The American Psychological Association (APA) defines anxiety as:  “An emotion characterized by feelings of tension, worried thoughts and physical changes like increased blood pressure.”
People with anxiety disorders usually have “recurring intrusive thoughts or concerns.” (APA) They may avoid certain situations due to worry (e.g., someone who won’t get on a plane because they worry about plane crashes).
Physical symptoms may include insomnia, sweating, trembling, dizziness, excessive muscle tension, or a rapid heartbeat.
Risk factors for this cluster of disorders include:
* genetics,
* brain chemistry,
* personality, and
* life events.
The National Institutes of Mental Health (NIMH) recognizes the following as anxiety disorders:
* panic disorder;
* obsessive-compulsive disorder (OCD);
* post-traumatic stress disorder (PTSD);
* social phobia (or social anxiety disorder);
* specific phobias; and
* generalized anxiety disorder (GAD).

In the US, anxiety disorders are the most common psychiatric illnesses, affecting an estimated 40 million American adults. These disorders are highly treatable, but only about one-third of those suffering from an anxiety disorder receive treatment.
People with an anxiety disorder are three to five times more likely to go to the doctor and six times more likely to be hospitalized for psychiatric disorders than those who do not suffer from anxiety disorders.
People with an anxiety disorder are often diagnosed with at least one other disorder or disease. These include:
* Depression (50% of people with a depressive disorder also have an anxiety disorder);
* Longstanding chronic diseases, such as IBS, chronic pain, cardiovascular disease, ADHD, etc; and
* Other psychiatric illnesses.
Anxiety disorders cost the U.S. more than $42 billion a year, almost one-third of the country’s $148 billion total mental [...]

Acupuncture for Depression

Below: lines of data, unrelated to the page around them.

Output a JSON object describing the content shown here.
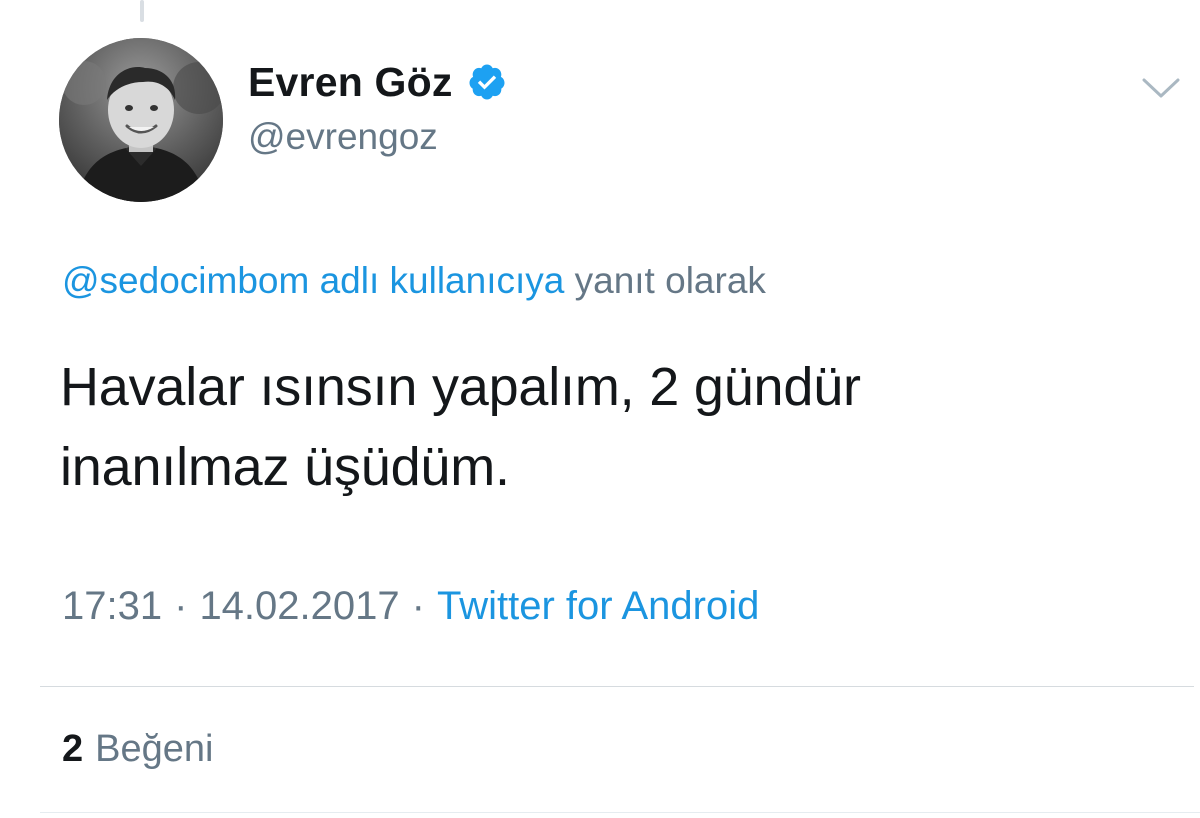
{
  "tweet": {
    "author": {
      "display_name": "Evren Göz",
      "handle": "@evrengoz",
      "verified": true,
      "avatar_icon": "profile-photo"
    },
    "reply_context": {
      "link_text": "@sedocimbom adlı kullanıcıya",
      "suffix": " yanıt olarak"
    },
    "text": "Havalar ısınsın yapalım, 2 gündür\ninanılmaz üşüdüm.",
    "time": "17:31",
    "date": "14.02.2017",
    "separator": "·",
    "source": "Twitter for Android",
    "likes": {
      "count": "2",
      "label": "Beğeni"
    }
  },
  "icons": {
    "verified": "verified-badge-icon",
    "menu": "chevron-down-icon"
  },
  "colors": {
    "link": "#1b95e0",
    "muted": "#657786",
    "text": "#14171a",
    "divider": "#d6dbdf"
  }
}
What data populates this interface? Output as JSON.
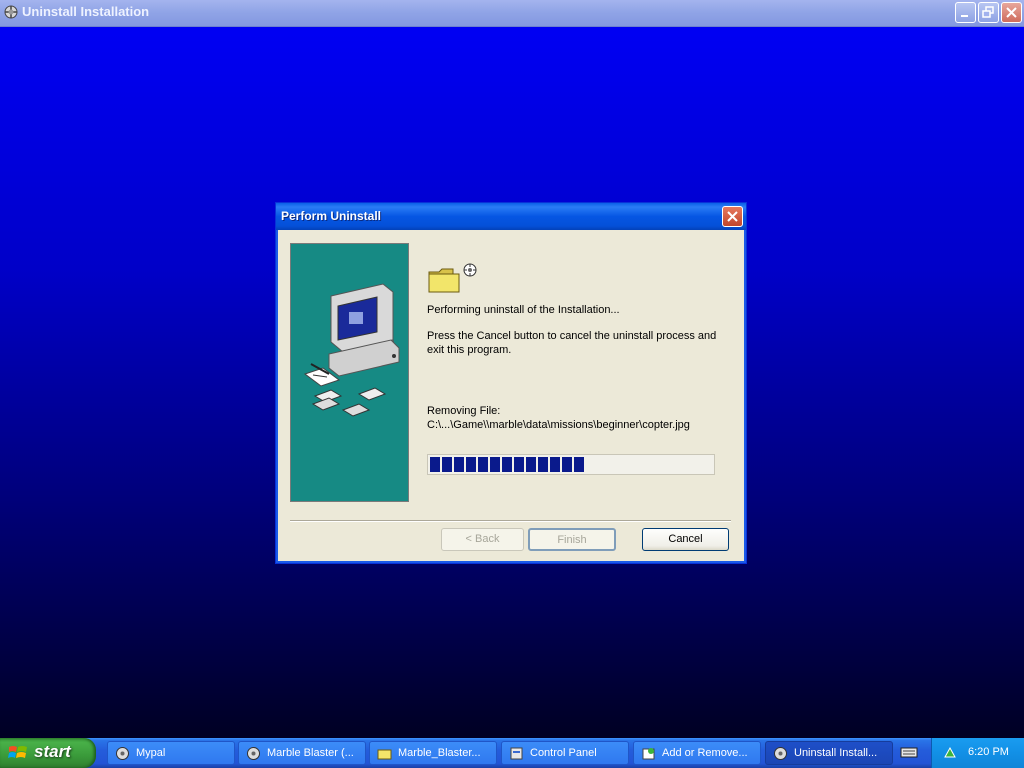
{
  "main_window": {
    "title": "Uninstall Installation"
  },
  "dialog": {
    "title": "Perform Uninstall",
    "status": "Performing uninstall of the Installation...",
    "instructions_line1": "Press the Cancel button to cancel the uninstall process and",
    "instructions_line2": "exit this program.",
    "removing_label": "Removing File:",
    "removing_path": "C:\\...\\Game\\\\marble\\data\\missions\\beginner\\copter.jpg",
    "progress_fraction": 0.58,
    "buttons": {
      "back": "< Back",
      "finish": "Finish",
      "cancel": "Cancel"
    }
  },
  "taskbar": {
    "start_label": "start",
    "tasks": [
      {
        "label": "Mypal",
        "icon": "app-icon"
      },
      {
        "label": "Marble Blaster (...",
        "icon": "app-icon"
      },
      {
        "label": "Marble_Blaster...",
        "icon": "folder-icon"
      },
      {
        "label": "Control Panel",
        "icon": "control-panel-icon"
      },
      {
        "label": "Add or Remove...",
        "icon": "add-remove-icon"
      },
      {
        "label": "Uninstall Install...",
        "icon": "installer-icon"
      }
    ],
    "clock": "6:20 PM"
  },
  "colors": {
    "desktop_top": "#0000f8",
    "dialog_bg": "#ece9d8",
    "progress_block": "#0a1a8c",
    "side_panel": "#168a84"
  }
}
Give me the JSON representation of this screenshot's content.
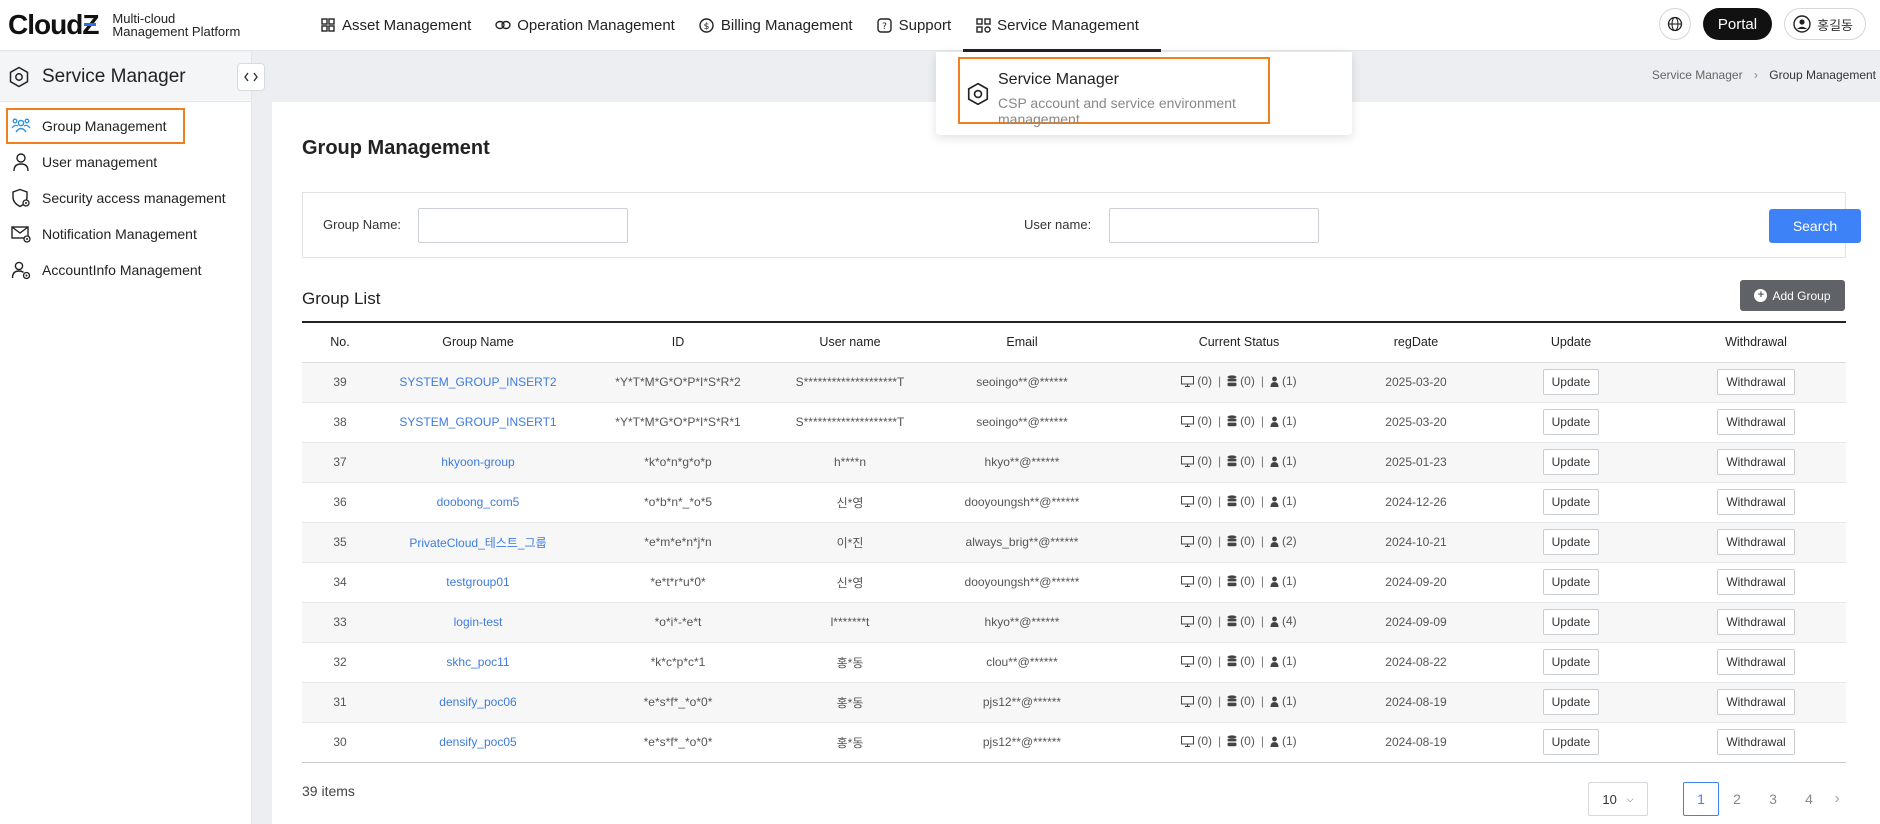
{
  "header": {
    "logo": "Cloud",
    "logo_z": "Z",
    "logo_sub_1": "Multi-cloud",
    "logo_sub_2": "Management Platform",
    "nav": [
      {
        "label": "Asset Management",
        "icon": "grid-icon"
      },
      {
        "label": "Operation Management",
        "icon": "link-icon"
      },
      {
        "label": "Billing Management",
        "icon": "dollar-icon"
      },
      {
        "label": "Support",
        "icon": "question-icon"
      },
      {
        "label": "Service Management",
        "icon": "grid-gear-icon"
      }
    ],
    "portal": "Portal",
    "user": "홍길동"
  },
  "dropdown": {
    "title": "Service Manager",
    "desc": "CSP account and service environment management"
  },
  "sidebar": {
    "title": "Service Manager",
    "items": [
      {
        "label": "Group Management",
        "icon": "group-icon"
      },
      {
        "label": "User management",
        "icon": "user-icon"
      },
      {
        "label": "Security access management",
        "icon": "shield-gear-icon"
      },
      {
        "label": "Notification Management",
        "icon": "mail-gear-icon"
      },
      {
        "label": "AccountInfo Management",
        "icon": "user-gear-icon"
      }
    ]
  },
  "breadcrumb": {
    "parent": "Service Manager",
    "sep": "›",
    "current": "Group Management"
  },
  "page": {
    "title": "Group Management",
    "search": {
      "group_label": "Group Name:",
      "user_label": "User name:",
      "button": "Search"
    },
    "list_title": "Group List",
    "add_button": "Add Group",
    "columns": [
      "No.",
      "Group Name",
      "ID",
      "User name",
      "Email",
      "Current Status",
      "regDate",
      "Update",
      "Withdrawal"
    ],
    "rows": [
      {
        "no": "39",
        "name": "SYSTEM_GROUP_INSERT2",
        "id": "*Y*T*M*G*O*P*I*S*R*2",
        "user": "S********************T",
        "email": "seoingo**@******",
        "s1": "(0)",
        "s2": "(0)",
        "s3": "(1)",
        "date": "2025-03-20"
      },
      {
        "no": "38",
        "name": "SYSTEM_GROUP_INSERT1",
        "id": "*Y*T*M*G*O*P*I*S*R*1",
        "user": "S********************T",
        "email": "seoingo**@******",
        "s1": "(0)",
        "s2": "(0)",
        "s3": "(1)",
        "date": "2025-03-20"
      },
      {
        "no": "37",
        "name": "hkyoon-group",
        "id": "*k*o*n*g*o*p",
        "user": "h****n",
        "email": "hkyo**@******",
        "s1": "(0)",
        "s2": "(0)",
        "s3": "(1)",
        "date": "2025-01-23"
      },
      {
        "no": "36",
        "name": "doobong_com5",
        "id": "*o*b*n*_*o*5",
        "user": "신*영",
        "email": "dooyoungsh**@******",
        "s1": "(0)",
        "s2": "(0)",
        "s3": "(1)",
        "date": "2024-12-26"
      },
      {
        "no": "35",
        "name": "PrivateCloud_테스트_그룹",
        "id": "*e*m*e*n*j*n",
        "user": "이*진",
        "email": "always_brig**@******",
        "s1": "(0)",
        "s2": "(0)",
        "s3": "(2)",
        "date": "2024-10-21"
      },
      {
        "no": "34",
        "name": "testgroup01",
        "id": "*e*t*r*u*0*",
        "user": "신*영",
        "email": "dooyoungsh**@******",
        "s1": "(0)",
        "s2": "(0)",
        "s3": "(1)",
        "date": "2024-09-20"
      },
      {
        "no": "33",
        "name": "login-test",
        "id": "*o*i*-*e*t",
        "user": "l*******t",
        "email": "hkyo**@******",
        "s1": "(0)",
        "s2": "(0)",
        "s3": "(4)",
        "date": "2024-09-09"
      },
      {
        "no": "32",
        "name": "skhc_poc11",
        "id": "*k*c*p*c*1",
        "user": "홍*동",
        "email": "clou**@******",
        "s1": "(0)",
        "s2": "(0)",
        "s3": "(1)",
        "date": "2024-08-22"
      },
      {
        "no": "31",
        "name": "densify_poc06",
        "id": "*e*s*f*_*o*0*",
        "user": "홍*동",
        "email": "pjs12**@******",
        "s1": "(0)",
        "s2": "(0)",
        "s3": "(1)",
        "date": "2024-08-19"
      },
      {
        "no": "30",
        "name": "densify_poc05",
        "id": "*e*s*f*_*o*0*",
        "user": "홍*동",
        "email": "pjs12**@******",
        "s1": "(0)",
        "s2": "(0)",
        "s3": "(1)",
        "date": "2024-08-19"
      }
    ],
    "update_label": "Update",
    "withdrawal_label": "Withdrawal",
    "items_count": "39 items",
    "page_size": "10",
    "pages": [
      "1",
      "2",
      "3",
      "4"
    ],
    "current_page": "1"
  },
  "colors": {
    "accent": "#3d82f7",
    "highlight": "#f07f1d",
    "link": "#3d7be0",
    "dark": "#111111"
  }
}
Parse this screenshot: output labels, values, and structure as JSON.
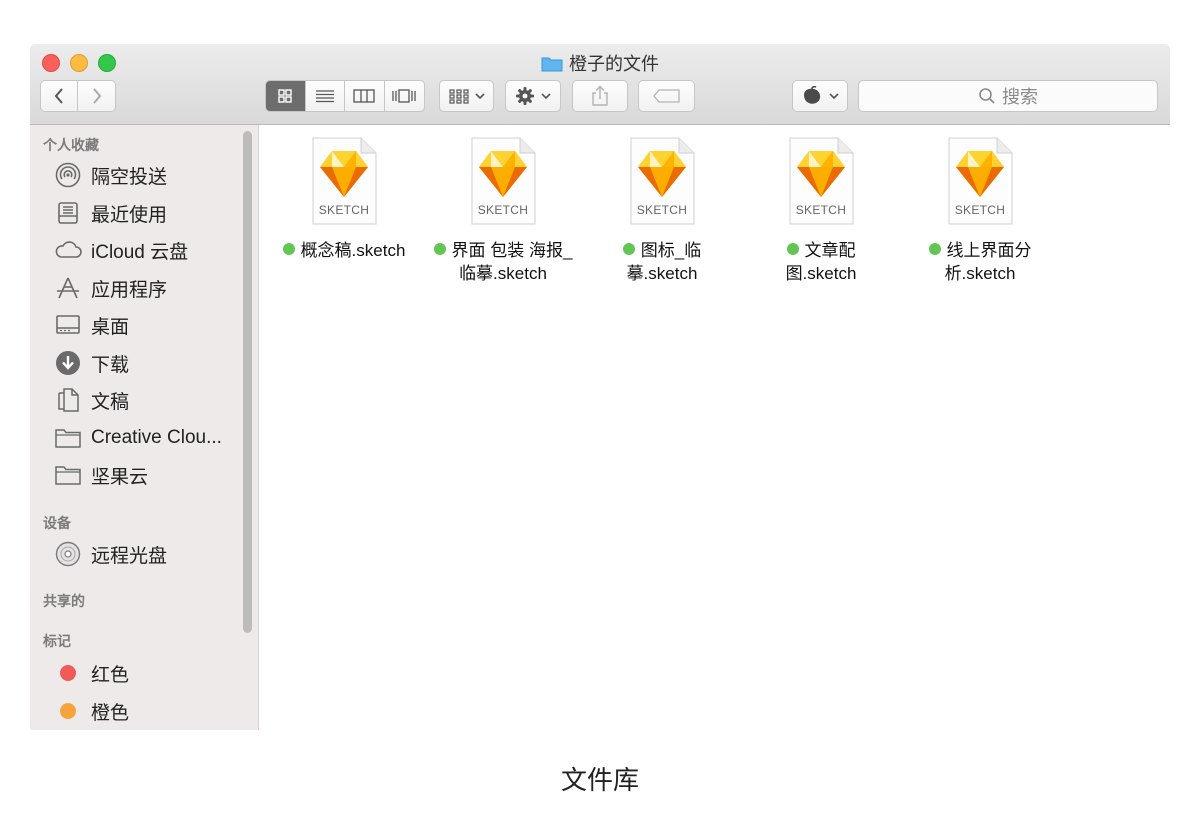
{
  "window": {
    "title": "橙子的文件"
  },
  "toolbar": {
    "search_placeholder": "搜索"
  },
  "sidebar": {
    "sections": [
      {
        "heading": "个人收藏",
        "items": [
          "隔空投送",
          "最近使用",
          "iCloud 云盘",
          "应用程序",
          "桌面",
          "下载",
          "文稿",
          "Creative Clou...",
          "坚果云"
        ]
      },
      {
        "heading": "设备",
        "items": [
          "远程光盘"
        ]
      },
      {
        "heading": "共享的",
        "items": []
      },
      {
        "heading": "标记",
        "items": [
          "红色",
          "橙色"
        ]
      }
    ],
    "tag_colors": {
      "red": "#f05a57",
      "orange": "#f7a33b"
    }
  },
  "files": [
    {
      "line1": "概念稿.sketch",
      "line2": "",
      "badge": "SKETCH"
    },
    {
      "line1": "界面 包装 海报_",
      "line2": "临摹.sketch",
      "badge": "SKETCH"
    },
    {
      "line1": "图标_临",
      "line2": "摹.sketch",
      "badge": "SKETCH"
    },
    {
      "line1": "文章配",
      "line2": "图.sketch",
      "badge": "SKETCH"
    },
    {
      "line1": "线上界面分",
      "line2": "析.sketch",
      "badge": "SKETCH"
    }
  ],
  "tag_dot_color": "#62c554",
  "caption": "文件库"
}
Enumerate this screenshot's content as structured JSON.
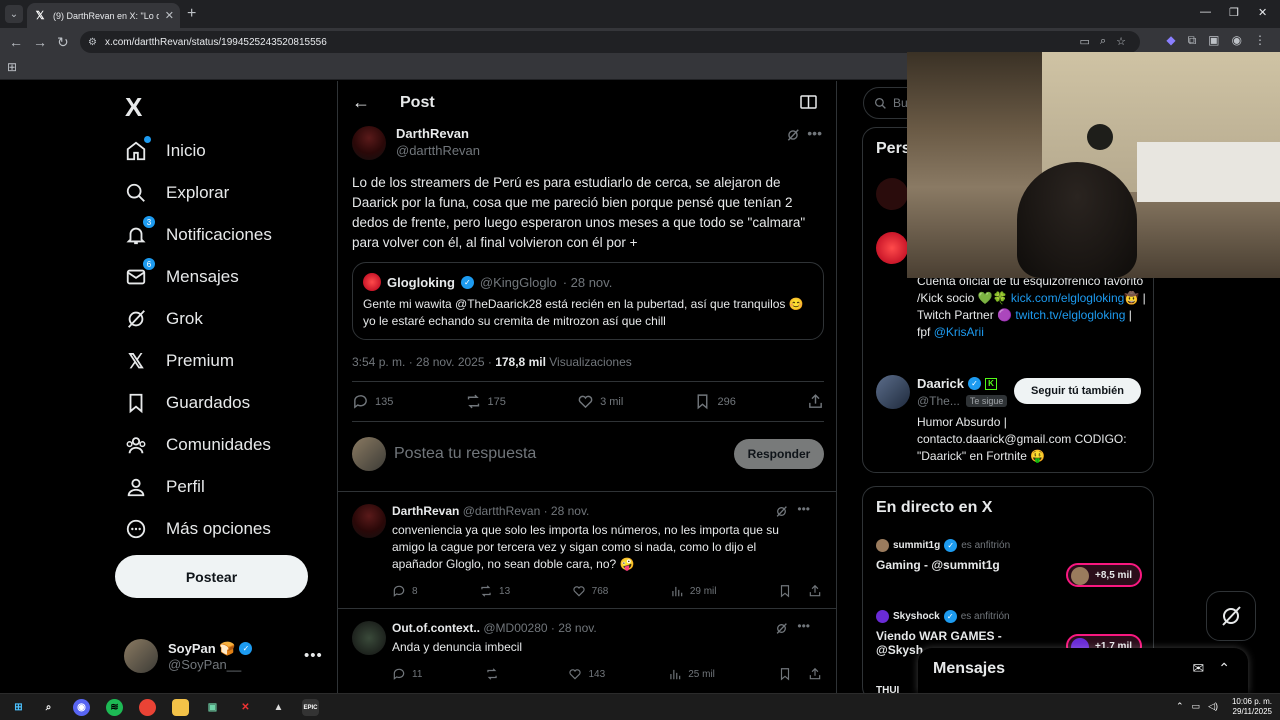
{
  "browser": {
    "tab_title": "(9) DarthRevan en X: \"Lo de los",
    "url": "x.com/dartthRevan/status/1994525243520815556",
    "new_tab": "+",
    "tab_close": "✕"
  },
  "sidebar": {
    "logo": "X",
    "items": [
      {
        "label": "Inicio"
      },
      {
        "label": "Explorar"
      },
      {
        "label": "Notificaciones",
        "badge": "3"
      },
      {
        "label": "Mensajes",
        "badge": "6"
      },
      {
        "label": "Grok"
      },
      {
        "label": "Premium"
      },
      {
        "label": "Guardados"
      },
      {
        "label": "Comunidades"
      },
      {
        "label": "Perfil"
      },
      {
        "label": "Más opciones"
      }
    ],
    "post_button": "Postear",
    "account": {
      "name": "SoyPan 🍞",
      "handle": "@SoyPan__"
    }
  },
  "main": {
    "header_title": "Post",
    "post": {
      "author_name": "DarthRevan",
      "author_handle": "@dartthRevan",
      "text": "Lo de los streamers de Perú es para estudiarlo de cerca, se alejaron de Daarick por la funa, cosa que me pareció bien porque pensé que tenían 2 dedos de frente, pero luego esperaron unos meses a que todo se \"calmara\" para volver con él, al final volvieron con él por +",
      "quote": {
        "name": "Glogloking",
        "handle": "@KingGloglo",
        "time": "· 28 nov.",
        "text": "Gente mi wawita @TheDaarick28  está recién en la pubertad, así que tranquilos 😊 yo le estaré echando su cremita de mitrozon así que chill"
      },
      "timestamp": "3:54 p. m. · 28 nov. 2025 ·",
      "views": "178,8 mil",
      "views_label": "Visualizaciones",
      "stats": {
        "replies": "135",
        "reposts": "175",
        "likes": "3 mil",
        "bookmarks": "296"
      }
    },
    "reply_box": {
      "placeholder": "Postea tu respuesta",
      "button": "Responder"
    },
    "replies": [
      {
        "name": "DarthRevan",
        "handle": "@dartthRevan · 28 nov.",
        "text": "conveniencia ya que solo les importa los números, no les importa que su amigo la cague por tercera vez  y sigan como si nada, como lo dijo el apañador Gloglo, no sean doble cara, no? 🤪",
        "replies": "8",
        "reposts": "13",
        "likes": "768",
        "views": "29 mil"
      },
      {
        "name": "Out.of.context..",
        "handle": "@MD00280 · 28 nov.",
        "text": "Anda y denuncia imbecil",
        "replies": "11",
        "reposts": "",
        "likes": "143",
        "views": "25 mil"
      }
    ]
  },
  "right": {
    "search_placeholder": "Bus",
    "who_to_follow_title": "Pers",
    "bio1": "Cuenta oficial de tu esquizofrénico favorito /Kick socio 💚🍀",
    "bio1_link1": "kick.com/elglogloking",
    "bio1_mid": "🤠 | Twitch Partner 🟣",
    "bio1_link2": "twitch.tv/elglogloking",
    "bio1_tail": "| fpf",
    "bio1_link3": "@KrisArii",
    "daarick": {
      "name": "Daarick",
      "handle": "@The...",
      "follows_you": "Te sigue",
      "button": "Seguir tú también",
      "bio": "Humor Absurdo | contacto.daarick@gmail.com CODIGO: \"Daarick\" en Fortnite 🤑"
    },
    "live_title": "En directo en X",
    "live": [
      {
        "host": "summit1g",
        "role": "es anfitrión",
        "title": "Gaming - @summit1g",
        "count": "+8,5 mil"
      },
      {
        "host": "Skyshock",
        "role": "es anfitrión",
        "title": "Viendo WAR GAMES - @Skysh",
        "count": "+1,7 mil"
      }
    ],
    "live_more": "THUI"
  },
  "messages_drawer": {
    "title": "Mensajes"
  },
  "taskbar": {
    "time": "10:06 p. m.",
    "date": "29/11/2025"
  }
}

by Nicole Murray, L.Ac.
All of us experience sadness sometimes, as part of the range of human emotions. We experience ‘the blues’, grief, heartache, and irritability. Depression, however, is a serious medical illness of the brain. This mood disorder “causes a persistent feeling of sadness and loss of interest” (Mayo Clinic). The National Institute of Health (NIH) reports that, as of 2005, “about 20.9 million American adults, or 9.5 percent of the population ages 18 and older, have mood disorders,” including depression. Major depressive disorder is “the leading cause of disability among Americans age 15 – 44,” according to the World Health Organization.
The disease is still not fully understood, but experts widely agree that there are multiple factors that may be involved, including: biological (MRIs have shown differences in the brains of people with depression); brain chemistry (malfunctions in neurotransmitter system); family history; and/or a history of trauma.
Symptoms of the disease are both emotional and physical, and significantly affect day-to-day life.
The National Institute of Mental Health lists the following signs and symptoms of the disease:
* Persistent sad, anxious, or “empty” feelings;
* Feelings of hopelessness or pessimism;
* Feelings of guilt, worthlessness, or helplessness;
* Irritability, restlessness;
* Loss of interest in activities once pleasurable, including sex;
* Fatigue and decreased energy;
* Difficulty concentrating, remembering details, and making decisions;
* Insomnia, early-morning wakefulness, or excessive sleeping;
* Overeating, or appetite loss;
* Thoughts of suicide, suicide attempts;
* Aches or pains, headaches, cramps, or digestive problems that do not ease even with treatment.

Courtesy of National Institute of Mental Health

Treatment
Conventional treatment involves both antidepressant medication and psychotherapy. These therapies are most effective when the patient uses them together. Interestingly, [...]